PROBLEM DETAILS
Set down the data that follows again, exactly as written.

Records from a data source

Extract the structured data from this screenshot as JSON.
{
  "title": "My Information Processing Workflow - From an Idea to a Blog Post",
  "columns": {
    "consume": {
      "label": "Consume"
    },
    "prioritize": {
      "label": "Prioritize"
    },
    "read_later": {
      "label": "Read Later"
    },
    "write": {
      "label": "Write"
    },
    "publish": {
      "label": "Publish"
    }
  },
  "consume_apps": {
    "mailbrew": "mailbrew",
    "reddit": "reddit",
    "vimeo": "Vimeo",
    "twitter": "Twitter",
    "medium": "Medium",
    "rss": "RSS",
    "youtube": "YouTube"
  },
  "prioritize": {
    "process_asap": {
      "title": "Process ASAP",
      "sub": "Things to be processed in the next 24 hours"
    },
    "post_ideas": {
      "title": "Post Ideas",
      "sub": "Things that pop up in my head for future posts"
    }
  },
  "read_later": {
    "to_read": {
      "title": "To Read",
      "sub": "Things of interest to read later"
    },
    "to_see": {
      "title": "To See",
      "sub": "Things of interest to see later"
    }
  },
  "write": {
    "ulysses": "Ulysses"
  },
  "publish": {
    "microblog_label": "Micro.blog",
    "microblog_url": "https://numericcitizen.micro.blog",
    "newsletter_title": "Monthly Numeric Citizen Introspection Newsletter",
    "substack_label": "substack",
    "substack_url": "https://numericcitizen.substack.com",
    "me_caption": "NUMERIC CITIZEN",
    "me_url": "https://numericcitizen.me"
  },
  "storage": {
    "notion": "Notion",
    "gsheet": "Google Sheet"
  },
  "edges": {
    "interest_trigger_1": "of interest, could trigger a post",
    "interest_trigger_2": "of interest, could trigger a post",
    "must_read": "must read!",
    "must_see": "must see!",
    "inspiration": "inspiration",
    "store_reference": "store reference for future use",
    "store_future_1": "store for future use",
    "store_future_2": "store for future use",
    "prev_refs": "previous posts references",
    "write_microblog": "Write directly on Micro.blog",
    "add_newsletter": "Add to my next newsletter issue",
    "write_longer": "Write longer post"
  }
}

SOLUTION TO THIS TASK
Extract the structured data from this screenshot as JSON.
{
  "title": "My Information Processing Workflow - From an Idea to a Blog Post",
  "columns": {
    "consume": {
      "label": "Consume"
    },
    "prioritize": {
      "label": "Prioritize"
    },
    "read_later": {
      "label": "Read Later"
    },
    "write": {
      "label": "Write"
    },
    "publish": {
      "label": "Publish"
    }
  },
  "consume_apps": {
    "mailbrew": "mailbrew",
    "reddit": "reddit",
    "vimeo": "Vimeo",
    "twitter": "Twitter",
    "medium": "Medium",
    "rss": "RSS",
    "youtube": "YouTube"
  },
  "prioritize": {
    "process_asap": {
      "title": "Process ASAP",
      "sub": "Things to be processed in the next 24 hours"
    },
    "post_ideas": {
      "title": "Post Ideas",
      "sub": "Things that pop up in my head for future posts"
    }
  },
  "read_later": {
    "to_read": {
      "title": "To Read",
      "sub": "Things of interest to read later"
    },
    "to_see": {
      "title": "To See",
      "sub": "Things of interest to see later"
    }
  },
  "write": {
    "ulysses": "Ulysses"
  },
  "publish": {
    "microblog_label": "Micro.blog",
    "microblog_url": "https://numericcitizen.micro.blog",
    "newsletter_title": "Monthly Numeric Citizen Introspection Newsletter",
    "substack_label": "substack",
    "substack_url": "https://numericcitizen.substack.com",
    "me_caption": "NUMERIC CITIZEN",
    "me_url": "https://numericcitizen.me"
  },
  "storage": {
    "notion": "Notion",
    "gsheet": "Google Sheet"
  },
  "edges": {
    "interest_trigger_1": "of interest, could trigger a post",
    "interest_trigger_2": "of interest, could trigger a post",
    "must_read": "must read!",
    "must_see": "must see!",
    "inspiration": "inspiration",
    "store_reference": "store reference for future use",
    "store_future_1": "store for future use",
    "store_future_2": "store for future use",
    "prev_refs": "previous posts references",
    "write_microblog": "Write directly on Micro.blog",
    "add_newsletter": "Add to my next newsletter issue",
    "write_longer": "Write longer post"
  }
}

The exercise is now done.